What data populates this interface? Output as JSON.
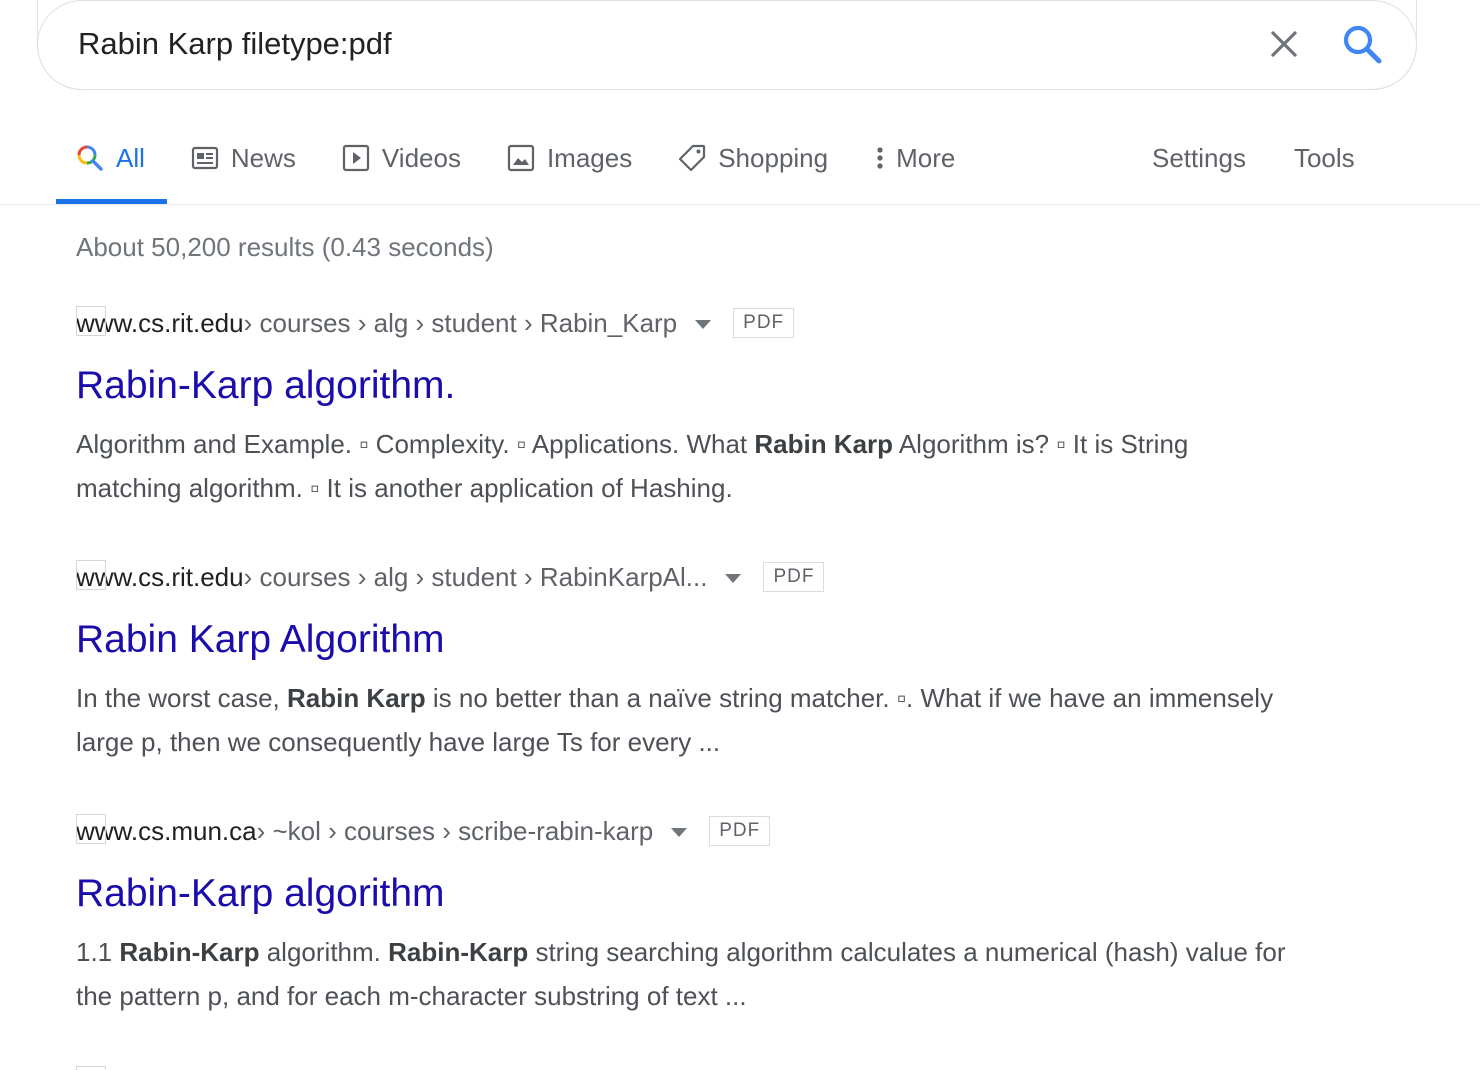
{
  "search": {
    "query": "Rabin Karp filetype:pdf",
    "clear_icon": "close-icon",
    "search_icon": "search-icon"
  },
  "tabs": [
    {
      "label": "All",
      "icon": "google-search-icon",
      "active": true
    },
    {
      "label": "News",
      "icon": "news-icon",
      "active": false
    },
    {
      "label": "Videos",
      "icon": "video-play-icon",
      "active": false
    },
    {
      "label": "Images",
      "icon": "image-icon",
      "active": false
    },
    {
      "label": "Shopping",
      "icon": "tag-icon",
      "active": false
    },
    {
      "label": "More",
      "icon": "vertical-dots-icon",
      "active": false
    }
  ],
  "tools": {
    "settings_label": "Settings",
    "tools_label": "Tools"
  },
  "stats": "About 50,200 results (0.43 seconds)",
  "results": [
    {
      "domain": "www.cs.rit.edu",
      "path": " › courses › alg › student › Rabin_Karp",
      "badge": "PDF",
      "title": "Rabin-Karp algorithm.",
      "snippet_parts": [
        {
          "text": "Algorithm and Example. ▫ Complexity. ▫ Applications. What ",
          "bold": false
        },
        {
          "text": "Rabin Karp",
          "bold": true
        },
        {
          "text": " Algorithm is? ▫ It is String matching algorithm. ▫ It is another application of Hashing.",
          "bold": false
        }
      ]
    },
    {
      "domain": "www.cs.rit.edu",
      "path": " › courses › alg › student › RabinKarpAl...",
      "badge": "PDF",
      "title": "Rabin Karp Algorithm",
      "snippet_parts": [
        {
          "text": "In the worst case, ",
          "bold": false
        },
        {
          "text": "Rabin Karp",
          "bold": true
        },
        {
          "text": " is no better than a naïve string matcher. ▫. What if we have an immensely large p, then we consequently have large Ts for every ...",
          "bold": false
        }
      ]
    },
    {
      "domain": "www.cs.mun.ca",
      "path": " › ~kol › courses › scribe-rabin-karp",
      "badge": "PDF",
      "title": "Rabin-Karp algorithm",
      "snippet_parts": [
        {
          "text": "1.1 ",
          "bold": false
        },
        {
          "text": "Rabin-Karp",
          "bold": true
        },
        {
          "text": " algorithm. ",
          "bold": false
        },
        {
          "text": "Rabin-Karp",
          "bold": true
        },
        {
          "text": " string searching algorithm calculates a numerical (hash) value for the pattern p, and for each m-character substring of text ...",
          "bold": false
        }
      ]
    }
  ]
}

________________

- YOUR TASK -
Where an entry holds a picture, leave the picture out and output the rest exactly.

- EXERCISE RESPONSE -
What data populates this interface? Output as JSON.
{
  "search": {
    "query": "Rabin Karp filetype:pdf",
    "clear_icon": "close-icon",
    "search_icon": "search-icon"
  },
  "tabs": [
    {
      "label": "All",
      "icon": "google-search-icon",
      "active": true
    },
    {
      "label": "News",
      "icon": "news-icon",
      "active": false
    },
    {
      "label": "Videos",
      "icon": "video-play-icon",
      "active": false
    },
    {
      "label": "Images",
      "icon": "image-icon",
      "active": false
    },
    {
      "label": "Shopping",
      "icon": "tag-icon",
      "active": false
    },
    {
      "label": "More",
      "icon": "vertical-dots-icon",
      "active": false
    }
  ],
  "tools": {
    "settings_label": "Settings",
    "tools_label": "Tools"
  },
  "stats": "About 50,200 results (0.43 seconds)",
  "results": [
    {
      "domain": "www.cs.rit.edu",
      "path": " › courses › alg › student › Rabin_Karp",
      "badge": "PDF",
      "title": "Rabin-Karp algorithm.",
      "snippet_parts": [
        {
          "text": "Algorithm and Example. ▫ Complexity. ▫ Applications. What ",
          "bold": false
        },
        {
          "text": "Rabin Karp",
          "bold": true
        },
        {
          "text": " Algorithm is? ▫ It is String matching algorithm. ▫ It is another application of Hashing.",
          "bold": false
        }
      ]
    },
    {
      "domain": "www.cs.rit.edu",
      "path": " › courses › alg › student › RabinKarpAl...",
      "badge": "PDF",
      "title": "Rabin Karp Algorithm",
      "snippet_parts": [
        {
          "text": "In the worst case, ",
          "bold": false
        },
        {
          "text": "Rabin Karp",
          "bold": true
        },
        {
          "text": " is no better than a naïve string matcher. ▫. What if we have an immensely large p, then we consequently have large Ts for every ...",
          "bold": false
        }
      ]
    },
    {
      "domain": "www.cs.mun.ca",
      "path": " › ~kol › courses › scribe-rabin-karp",
      "badge": "PDF",
      "title": "Rabin-Karp algorithm",
      "snippet_parts": [
        {
          "text": "1.1 ",
          "bold": false
        },
        {
          "text": "Rabin-Karp",
          "bold": true
        },
        {
          "text": " algorithm. ",
          "bold": false
        },
        {
          "text": "Rabin-Karp",
          "bold": true
        },
        {
          "text": " string searching algorithm calculates a numerical (hash) value for the pattern p, and for each m-character substring of text ...",
          "bold": false
        }
      ]
    }
  ]
}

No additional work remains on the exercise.